The task:
In the data below, work out how many lines include the string "kind". Only the number should be given.

Start of Records to use

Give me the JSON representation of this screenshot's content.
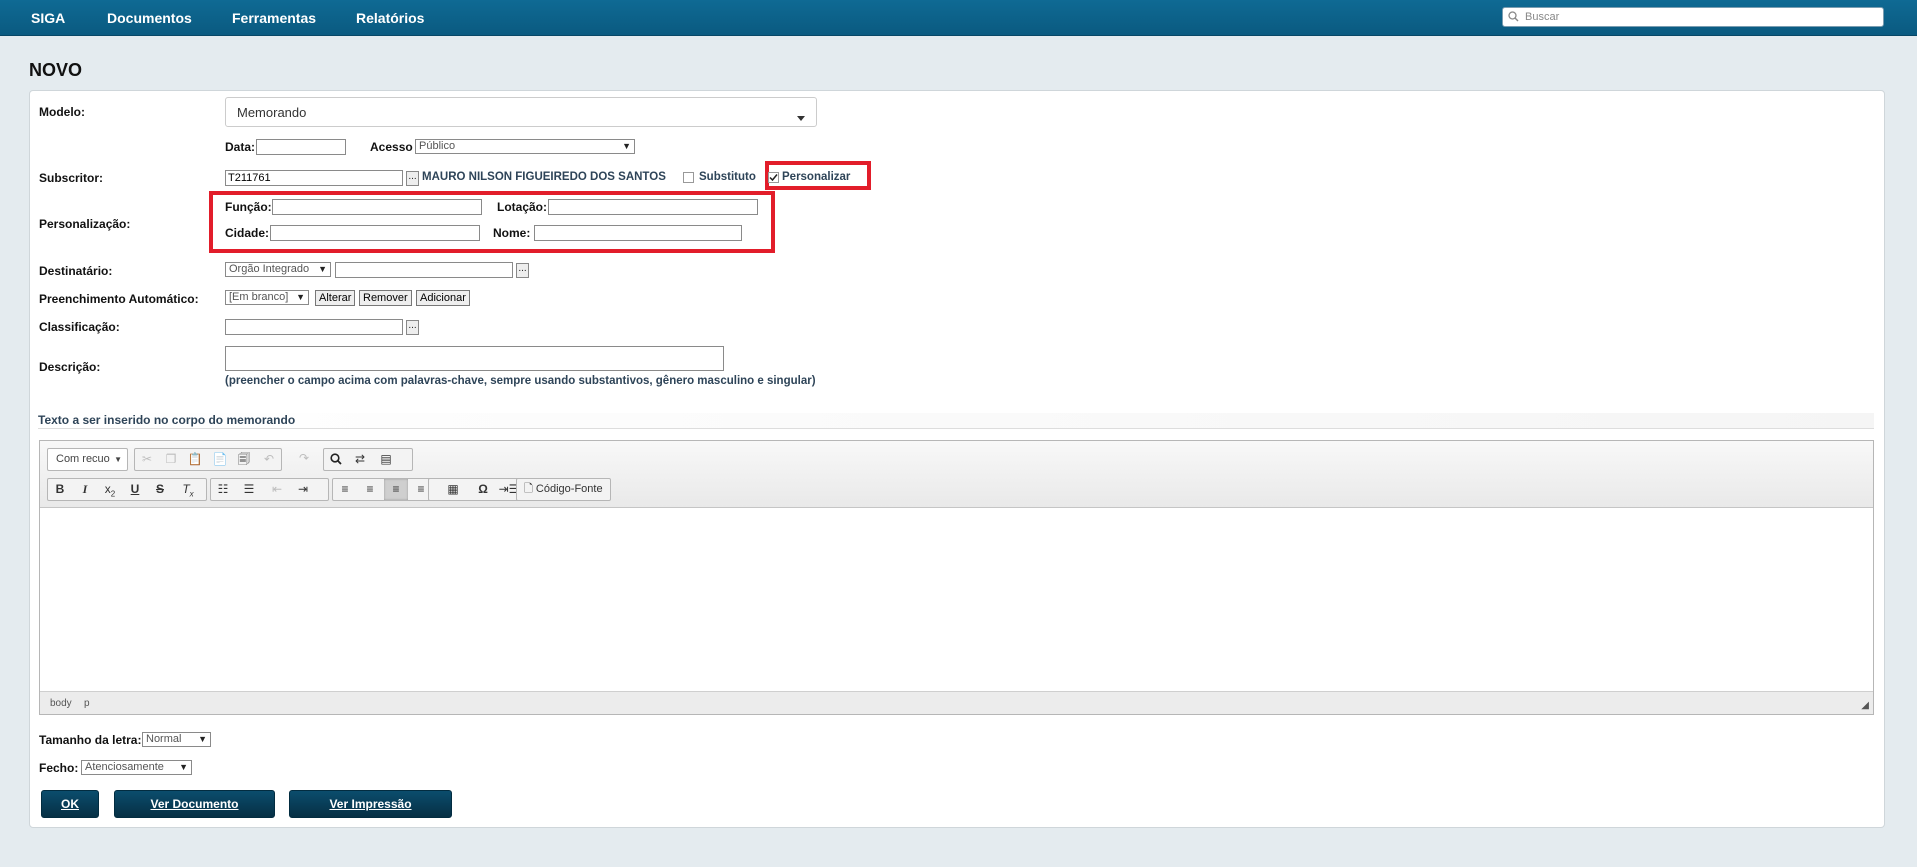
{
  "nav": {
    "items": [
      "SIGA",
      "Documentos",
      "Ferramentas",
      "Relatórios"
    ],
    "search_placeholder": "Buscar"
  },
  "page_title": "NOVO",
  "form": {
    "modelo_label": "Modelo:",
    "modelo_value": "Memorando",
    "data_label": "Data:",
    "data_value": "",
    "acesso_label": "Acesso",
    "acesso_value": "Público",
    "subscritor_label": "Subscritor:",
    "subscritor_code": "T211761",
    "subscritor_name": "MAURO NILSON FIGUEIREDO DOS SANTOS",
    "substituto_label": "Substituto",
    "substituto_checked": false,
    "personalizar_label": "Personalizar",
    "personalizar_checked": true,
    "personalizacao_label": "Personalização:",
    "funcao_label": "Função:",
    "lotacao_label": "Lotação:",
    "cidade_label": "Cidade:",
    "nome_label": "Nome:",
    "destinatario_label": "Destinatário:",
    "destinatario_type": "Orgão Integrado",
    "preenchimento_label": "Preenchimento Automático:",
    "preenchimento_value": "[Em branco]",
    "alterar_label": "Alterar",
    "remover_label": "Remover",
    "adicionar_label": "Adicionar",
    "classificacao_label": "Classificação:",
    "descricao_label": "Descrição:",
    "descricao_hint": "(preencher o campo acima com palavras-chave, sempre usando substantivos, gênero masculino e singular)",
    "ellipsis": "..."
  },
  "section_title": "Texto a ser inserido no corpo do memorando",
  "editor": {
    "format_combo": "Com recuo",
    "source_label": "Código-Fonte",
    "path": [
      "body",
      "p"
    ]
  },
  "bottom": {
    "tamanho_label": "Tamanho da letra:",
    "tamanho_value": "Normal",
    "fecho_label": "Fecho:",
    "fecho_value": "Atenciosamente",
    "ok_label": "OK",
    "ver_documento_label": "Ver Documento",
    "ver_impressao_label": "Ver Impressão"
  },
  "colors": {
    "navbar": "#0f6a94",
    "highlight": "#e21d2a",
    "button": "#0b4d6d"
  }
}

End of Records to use
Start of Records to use

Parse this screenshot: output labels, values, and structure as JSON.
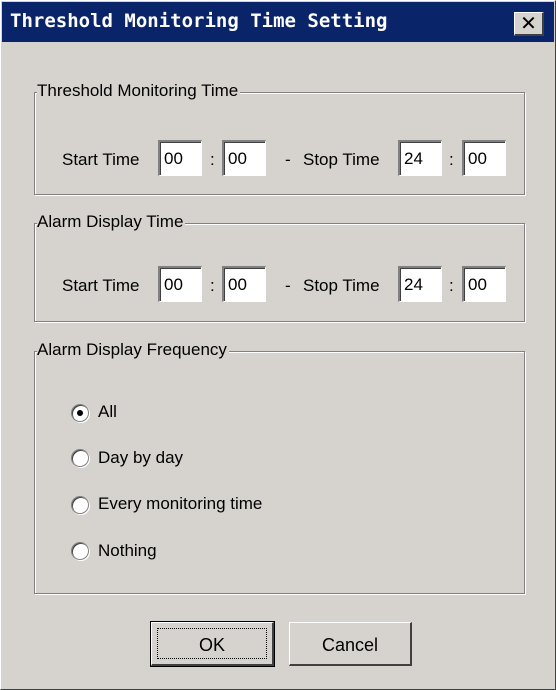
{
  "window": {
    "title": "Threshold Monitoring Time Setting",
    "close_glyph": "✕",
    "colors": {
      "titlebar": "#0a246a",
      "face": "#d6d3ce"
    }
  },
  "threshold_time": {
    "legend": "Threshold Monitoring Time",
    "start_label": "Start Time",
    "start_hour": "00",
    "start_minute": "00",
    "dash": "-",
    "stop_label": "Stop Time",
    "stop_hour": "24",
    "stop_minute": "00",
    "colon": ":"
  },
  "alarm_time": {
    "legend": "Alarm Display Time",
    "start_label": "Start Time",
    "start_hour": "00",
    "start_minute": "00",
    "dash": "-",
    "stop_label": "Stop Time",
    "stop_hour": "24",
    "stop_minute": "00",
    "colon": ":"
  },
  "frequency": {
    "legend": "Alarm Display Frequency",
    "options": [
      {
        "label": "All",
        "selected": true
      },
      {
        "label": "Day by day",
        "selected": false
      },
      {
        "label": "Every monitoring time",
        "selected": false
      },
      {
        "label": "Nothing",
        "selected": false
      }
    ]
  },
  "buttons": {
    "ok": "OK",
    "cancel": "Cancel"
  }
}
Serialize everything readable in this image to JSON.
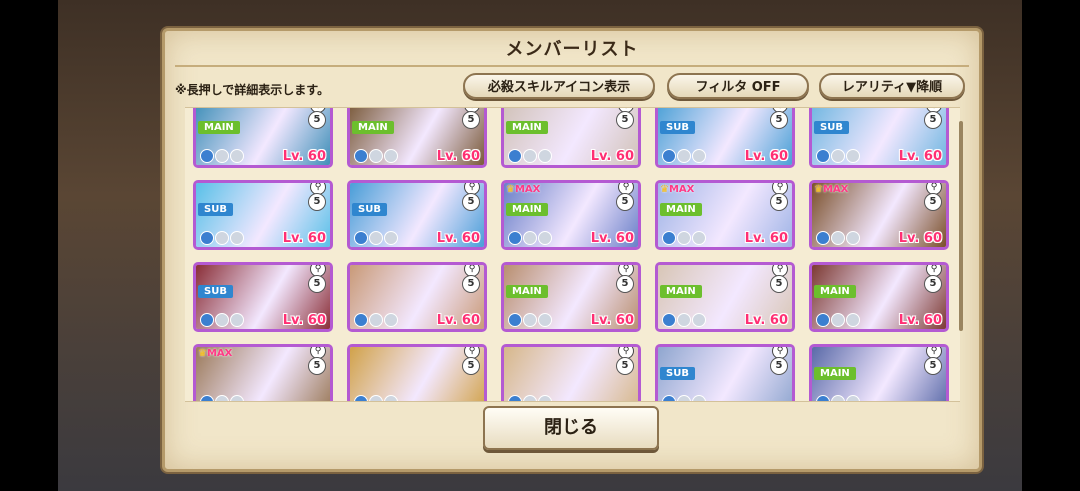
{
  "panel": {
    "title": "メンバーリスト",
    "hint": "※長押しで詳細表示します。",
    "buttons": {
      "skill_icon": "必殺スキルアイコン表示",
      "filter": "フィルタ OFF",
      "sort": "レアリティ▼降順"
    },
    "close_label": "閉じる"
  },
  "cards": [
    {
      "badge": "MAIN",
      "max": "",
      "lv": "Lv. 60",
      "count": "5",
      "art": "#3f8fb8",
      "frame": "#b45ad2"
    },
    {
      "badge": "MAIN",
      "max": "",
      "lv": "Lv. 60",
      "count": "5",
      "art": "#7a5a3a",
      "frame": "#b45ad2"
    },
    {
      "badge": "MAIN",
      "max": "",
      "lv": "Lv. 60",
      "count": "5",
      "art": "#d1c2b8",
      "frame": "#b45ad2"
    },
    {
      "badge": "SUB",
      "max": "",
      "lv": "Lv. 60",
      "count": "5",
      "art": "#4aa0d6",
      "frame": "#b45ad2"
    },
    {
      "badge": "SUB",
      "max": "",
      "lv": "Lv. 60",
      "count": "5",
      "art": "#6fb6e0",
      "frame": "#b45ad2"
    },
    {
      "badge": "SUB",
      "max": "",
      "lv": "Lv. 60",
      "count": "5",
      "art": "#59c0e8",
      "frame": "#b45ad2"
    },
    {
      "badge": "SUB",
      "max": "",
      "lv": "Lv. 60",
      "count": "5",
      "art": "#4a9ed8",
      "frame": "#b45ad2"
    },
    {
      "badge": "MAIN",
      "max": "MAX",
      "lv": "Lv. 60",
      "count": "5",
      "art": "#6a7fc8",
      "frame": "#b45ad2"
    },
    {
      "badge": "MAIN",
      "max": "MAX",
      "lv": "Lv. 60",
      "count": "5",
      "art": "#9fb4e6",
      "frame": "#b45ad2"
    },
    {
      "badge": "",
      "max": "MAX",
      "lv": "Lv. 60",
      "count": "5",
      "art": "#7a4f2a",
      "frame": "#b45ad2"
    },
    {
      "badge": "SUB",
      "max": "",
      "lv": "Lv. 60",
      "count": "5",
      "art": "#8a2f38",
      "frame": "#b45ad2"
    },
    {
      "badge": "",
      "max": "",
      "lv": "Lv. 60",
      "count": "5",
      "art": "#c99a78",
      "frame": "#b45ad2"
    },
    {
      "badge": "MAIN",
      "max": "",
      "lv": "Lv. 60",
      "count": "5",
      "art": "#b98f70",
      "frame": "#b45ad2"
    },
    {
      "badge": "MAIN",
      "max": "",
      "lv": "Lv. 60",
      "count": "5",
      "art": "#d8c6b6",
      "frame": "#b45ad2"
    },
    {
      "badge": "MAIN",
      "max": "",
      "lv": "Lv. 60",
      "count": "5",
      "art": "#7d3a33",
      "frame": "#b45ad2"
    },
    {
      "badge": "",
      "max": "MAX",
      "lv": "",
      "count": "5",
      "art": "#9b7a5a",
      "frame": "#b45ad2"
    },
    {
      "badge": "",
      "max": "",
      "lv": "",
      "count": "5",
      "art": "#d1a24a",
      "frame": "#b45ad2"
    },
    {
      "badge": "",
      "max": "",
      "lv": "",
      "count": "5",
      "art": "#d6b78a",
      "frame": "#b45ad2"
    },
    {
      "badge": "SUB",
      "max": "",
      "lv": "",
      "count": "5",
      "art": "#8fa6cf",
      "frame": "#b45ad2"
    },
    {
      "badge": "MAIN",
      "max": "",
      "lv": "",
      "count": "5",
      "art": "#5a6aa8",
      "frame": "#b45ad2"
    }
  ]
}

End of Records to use
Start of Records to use

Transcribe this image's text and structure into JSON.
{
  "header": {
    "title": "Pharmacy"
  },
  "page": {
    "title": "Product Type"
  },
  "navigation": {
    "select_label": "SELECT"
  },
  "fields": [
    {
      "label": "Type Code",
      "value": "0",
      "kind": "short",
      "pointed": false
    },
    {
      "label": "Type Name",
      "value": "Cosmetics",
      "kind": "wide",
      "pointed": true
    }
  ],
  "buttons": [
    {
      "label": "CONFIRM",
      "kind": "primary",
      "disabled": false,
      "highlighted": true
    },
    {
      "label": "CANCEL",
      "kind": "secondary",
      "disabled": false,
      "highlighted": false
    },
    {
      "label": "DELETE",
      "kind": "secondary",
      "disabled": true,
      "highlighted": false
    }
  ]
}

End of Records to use

Solved exercise:
5